Fighting in a golden era for middleweights, Philadelphia legend Bennie Briscoe ranks as one of the toughest,hardest and best 160-pounders to have never got his hands on a world title. Imagine, though, if the shaven-headed warrior was around, and at his fighting peak, today. Surely, with all the many titles that are around these days, “Bad” Bennie would have claimed at least one of them. Maybe, just maybe, Briscoe would also have given current king Gennady Golovkin the fierce test fans so want to see GGG engage in.
Briscoe, who was actualy born in Augusta, Georgia (in February of 1943) turned pro in Philly in September, 1962 and he went on to do battle with some of the finest middleweights in boxing history. Briscoe, who came up tough, went in with a veritable who’s who of middleweight stars of the 1970s. George Benton, Carlos Monzon, “Dynamite” Billy Douglas, Rodrigo Valdez, Emile Griffith, Eddie Mustafa Muhammad, Eugene “Cyclone” Hart and Vito Antuofermo are eight of the terrific fighters Briscoe went in with, and of course he also met the fearsome Marvin Hagler towards the end of his amazing, 20 year pro career.
Imagine a fighter from the current era going in with that many great and dangerous fighters again and again. Briscoe was from a time when boxing and fighters could afford no such luxuries as “cherry picking.” Yet despite the Murderer’s Row he went in with, only one man ever stopped Briscoe. During a career that saw him partake in 96 fights (winning 66 of them) Briscoe was stopped only by Valdez – who scored a TKO over him in the 7th-round of their 1974 meeting.
Briscoe challenged for the middleweight title on three occasions: being out-pointed over 15 by Monzon in his first shot, which came in 1972 (Monzon being a fighter he had previously held to a non-title fight draw), being halted by Valdez in 1974 and finally, losing a 15-round decision to Valdez in a 1977 return fight. Briscoe was able to capture and defend the NABF belt though.

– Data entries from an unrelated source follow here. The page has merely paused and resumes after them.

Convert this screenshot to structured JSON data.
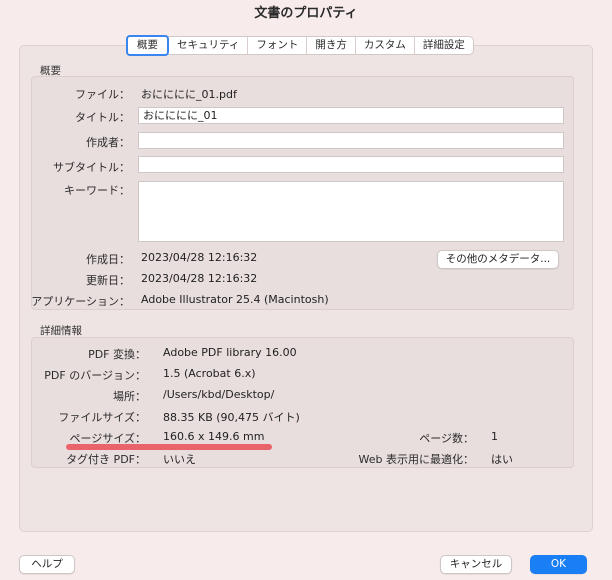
{
  "window": {
    "title": "文書のプロパティ"
  },
  "tabs": [
    {
      "label": "概要",
      "active": true
    },
    {
      "label": "セキュリティ"
    },
    {
      "label": "フォント"
    },
    {
      "label": "開き方"
    },
    {
      "label": "カスタム"
    },
    {
      "label": "詳細設定"
    }
  ],
  "summary": {
    "title": "概要",
    "file_label": "ファイル：",
    "file_value": "おにににに_01.pdf",
    "doc_title_label": "タイトル：",
    "doc_title_value": "おにににに_01",
    "author_label": "作成者：",
    "author_value": "",
    "subtitle_label": "サブタイトル：",
    "subtitle_value": "",
    "keywords_label": "キーワード：",
    "keywords_value": "",
    "created_label": "作成日：",
    "created_value": "2023/04/28 12:16:32",
    "modified_label": "更新日：",
    "modified_value": "2023/04/28 12:16:32",
    "application_label": "アプリケーション：",
    "application_value": "Adobe Illustrator 25.4 (Macintosh)",
    "more_metadata_button": "その他のメタデータ..."
  },
  "details": {
    "title": "詳細情報",
    "pdf_producer_label": "PDF 変換：",
    "pdf_producer_value": "Adobe PDF library 16.00",
    "pdf_version_label": "PDF のバージョン：",
    "pdf_version_value": "1.5 (Acrobat 6.x)",
    "location_label": "場所：",
    "location_value": "/Users/kbd/Desktop/",
    "file_size_label": "ファイルサイズ：",
    "file_size_value": "88.35 KB (90,475 バイト)",
    "page_size_label": "ページサイズ：",
    "page_size_value": "160.6 x 149.6 mm",
    "page_count_label": "ページ数：",
    "page_count_value": "1",
    "tagged_pdf_label": "タグ付き PDF：",
    "tagged_pdf_value": "いいえ",
    "fast_web_view_label": "Web 表示用に最適化：",
    "fast_web_view_value": "はい"
  },
  "footer": {
    "help_button": "ヘルプ",
    "cancel_button": "キャンセル",
    "ok_button": "OK"
  },
  "colors": {
    "accent": "#1a7ef5",
    "highlight_underline": "#e8646a",
    "window_background": "#f7ebeb"
  }
}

Most of Briscoe’s fights took place at the legendary Philadelphia Spectrum, although the teak-tough fighter who scored 53 KO’s, did fight in venues such as Madison Square Garden in New York and The Blue Horizon in Philly. Briscoe also boxed abroad, in countries such as Argentina, France and Italy. Basically apart from win the world crown, he did it all!
It was in the summer of 1978, when aged 35, that Briscoe met perhaps the single greatest middleweight, in Hagler. Just 24 at the time, Marvelous was 40-2-1 (to Briscoe’s 60-16-5). In the end, youth told over experience and Hagler won on points, unanimously, over ten. Benny would fight a further 13 times, retiring in December of 1982 with an amazing, 66-24-5(53) ledger.
There have been tough fighters who have emerged since Briscoe and we have battle hardened warriors on the scene today but only a few rank up there with this particular middleweight great. How special might a Dream Fight between he and the guy known as GGG have been!